BEGIN ENTRIES PROVIDED

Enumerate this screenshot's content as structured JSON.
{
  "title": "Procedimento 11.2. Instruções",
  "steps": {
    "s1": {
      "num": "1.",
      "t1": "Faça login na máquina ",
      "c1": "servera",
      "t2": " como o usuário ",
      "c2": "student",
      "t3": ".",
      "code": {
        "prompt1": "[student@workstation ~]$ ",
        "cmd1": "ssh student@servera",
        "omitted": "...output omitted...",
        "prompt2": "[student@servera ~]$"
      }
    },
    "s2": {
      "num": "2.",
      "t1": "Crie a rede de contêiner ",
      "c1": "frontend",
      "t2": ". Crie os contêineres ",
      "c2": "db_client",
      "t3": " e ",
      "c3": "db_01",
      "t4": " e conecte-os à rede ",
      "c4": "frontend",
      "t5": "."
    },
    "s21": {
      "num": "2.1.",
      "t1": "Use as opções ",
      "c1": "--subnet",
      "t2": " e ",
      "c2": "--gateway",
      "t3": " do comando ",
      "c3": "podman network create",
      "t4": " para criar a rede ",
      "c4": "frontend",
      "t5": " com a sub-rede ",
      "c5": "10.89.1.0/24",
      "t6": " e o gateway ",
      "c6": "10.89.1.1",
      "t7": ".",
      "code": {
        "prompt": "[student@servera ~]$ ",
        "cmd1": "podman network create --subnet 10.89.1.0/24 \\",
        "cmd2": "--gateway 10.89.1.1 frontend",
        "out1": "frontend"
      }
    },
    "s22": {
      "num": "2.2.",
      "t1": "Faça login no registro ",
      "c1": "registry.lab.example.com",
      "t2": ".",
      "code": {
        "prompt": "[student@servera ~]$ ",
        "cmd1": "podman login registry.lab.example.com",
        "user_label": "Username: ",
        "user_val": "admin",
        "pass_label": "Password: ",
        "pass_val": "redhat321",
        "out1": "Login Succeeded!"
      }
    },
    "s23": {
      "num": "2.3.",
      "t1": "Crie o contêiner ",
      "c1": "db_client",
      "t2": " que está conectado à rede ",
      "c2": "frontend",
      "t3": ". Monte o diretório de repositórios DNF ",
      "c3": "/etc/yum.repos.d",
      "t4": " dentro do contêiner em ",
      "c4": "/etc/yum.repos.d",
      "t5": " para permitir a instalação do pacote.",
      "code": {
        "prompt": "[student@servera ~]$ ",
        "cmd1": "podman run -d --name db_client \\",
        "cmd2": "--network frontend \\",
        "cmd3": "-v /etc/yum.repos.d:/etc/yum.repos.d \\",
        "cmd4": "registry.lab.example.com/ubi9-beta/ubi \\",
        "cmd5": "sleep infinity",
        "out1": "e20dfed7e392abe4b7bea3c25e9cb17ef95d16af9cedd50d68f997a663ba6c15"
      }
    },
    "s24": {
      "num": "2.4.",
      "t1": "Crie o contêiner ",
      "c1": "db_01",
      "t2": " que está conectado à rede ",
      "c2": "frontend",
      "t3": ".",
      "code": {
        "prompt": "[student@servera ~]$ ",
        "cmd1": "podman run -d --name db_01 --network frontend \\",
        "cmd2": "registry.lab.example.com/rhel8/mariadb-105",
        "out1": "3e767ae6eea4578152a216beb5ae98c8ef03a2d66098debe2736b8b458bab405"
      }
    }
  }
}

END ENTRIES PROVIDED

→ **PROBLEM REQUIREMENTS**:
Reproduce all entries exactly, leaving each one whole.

→ **OUTPUT FOR THIS EXERCISE**:
Enumerate this screenshot's content as structured JSON.
{
  "title": "Procedimento 11.2. Instruções",
  "steps": {
    "s1": {
      "num": "1.",
      "t1": "Faça login na máquina ",
      "c1": "servera",
      "t2": " como o usuário ",
      "c2": "student",
      "t3": ".",
      "code": {
        "prompt1": "[student@workstation ~]$ ",
        "cmd1": "ssh student@servera",
        "omitted": "...output omitted...",
        "prompt2": "[student@servera ~]$"
      }
    },
    "s2": {
      "num": "2.",
      "t1": "Crie a rede de contêiner ",
      "c1": "frontend",
      "t2": ". Crie os contêineres ",
      "c2": "db_client",
      "t3": " e ",
      "c3": "db_01",
      "t4": " e conecte-os à rede ",
      "c4": "frontend",
      "t5": "."
    },
    "s21": {
      "num": "2.1.",
      "t1": "Use as opções ",
      "c1": "--subnet",
      "t2": " e ",
      "c2": "--gateway",
      "t3": " do comando ",
      "c3": "podman network create",
      "t4": " para criar a rede ",
      "c4": "frontend",
      "t5": " com a sub-rede ",
      "c5": "10.89.1.0/24",
      "t6": " e o gateway ",
      "c6": "10.89.1.1",
      "t7": ".",
      "code": {
        "prompt": "[student@servera ~]$ ",
        "cmd1": "podman network create --subnet 10.89.1.0/24 \\",
        "cmd2": "--gateway 10.89.1.1 frontend",
        "out1": "frontend"
      }
    },
    "s22": {
      "num": "2.2.",
      "t1": "Faça login no registro ",
      "c1": "registry.lab.example.com",
      "t2": ".",
      "code": {
        "prompt": "[student@servera ~]$ ",
        "cmd1": "podman login registry.lab.example.com",
        "user_label": "Username: ",
        "user_val": "admin",
        "pass_label": "Password: ",
        "pass_val": "redhat321",
        "out1": "Login Succeeded!"
      }
    },
    "s23": {
      "num": "2.3.",
      "t1": "Crie o contêiner ",
      "c1": "db_client",
      "t2": " que está conectado à rede ",
      "c2": "frontend",
      "t3": ". Monte o diretório de repositórios DNF ",
      "c3": "/etc/yum.repos.d",
      "t4": " dentro do contêiner em ",
      "c4": "/etc/yum.repos.d",
      "t5": " para permitir a instalação do pacote.",
      "code": {
        "prompt": "[student@servera ~]$ ",
        "cmd1": "podman run -d --name db_client \\",
        "cmd2": "--network frontend \\",
        "cmd3": "-v /etc/yum.repos.d:/etc/yum.repos.d \\",
        "cmd4": "registry.lab.example.com/ubi9-beta/ubi \\",
        "cmd5": "sleep infinity",
        "out1": "e20dfed7e392abe4b7bea3c25e9cb17ef95d16af9cedd50d68f997a663ba6c15"
      }
    },
    "s24": {
      "num": "2.4.",
      "t1": "Crie o contêiner ",
      "c1": "db_01",
      "t2": " que está conectado à rede ",
      "c2": "frontend",
      "t3": ".",
      "code": {
        "prompt": "[student@servera ~]$ ",
        "cmd1": "podman run -d --name db_01 --network frontend \\",
        "cmd2": "registry.lab.example.com/rhel8/mariadb-105",
        "out1": "3e767ae6eea4578152a216beb5ae98c8ef03a2d66098debe2736b8b458bab405"
      }
    }
  }
}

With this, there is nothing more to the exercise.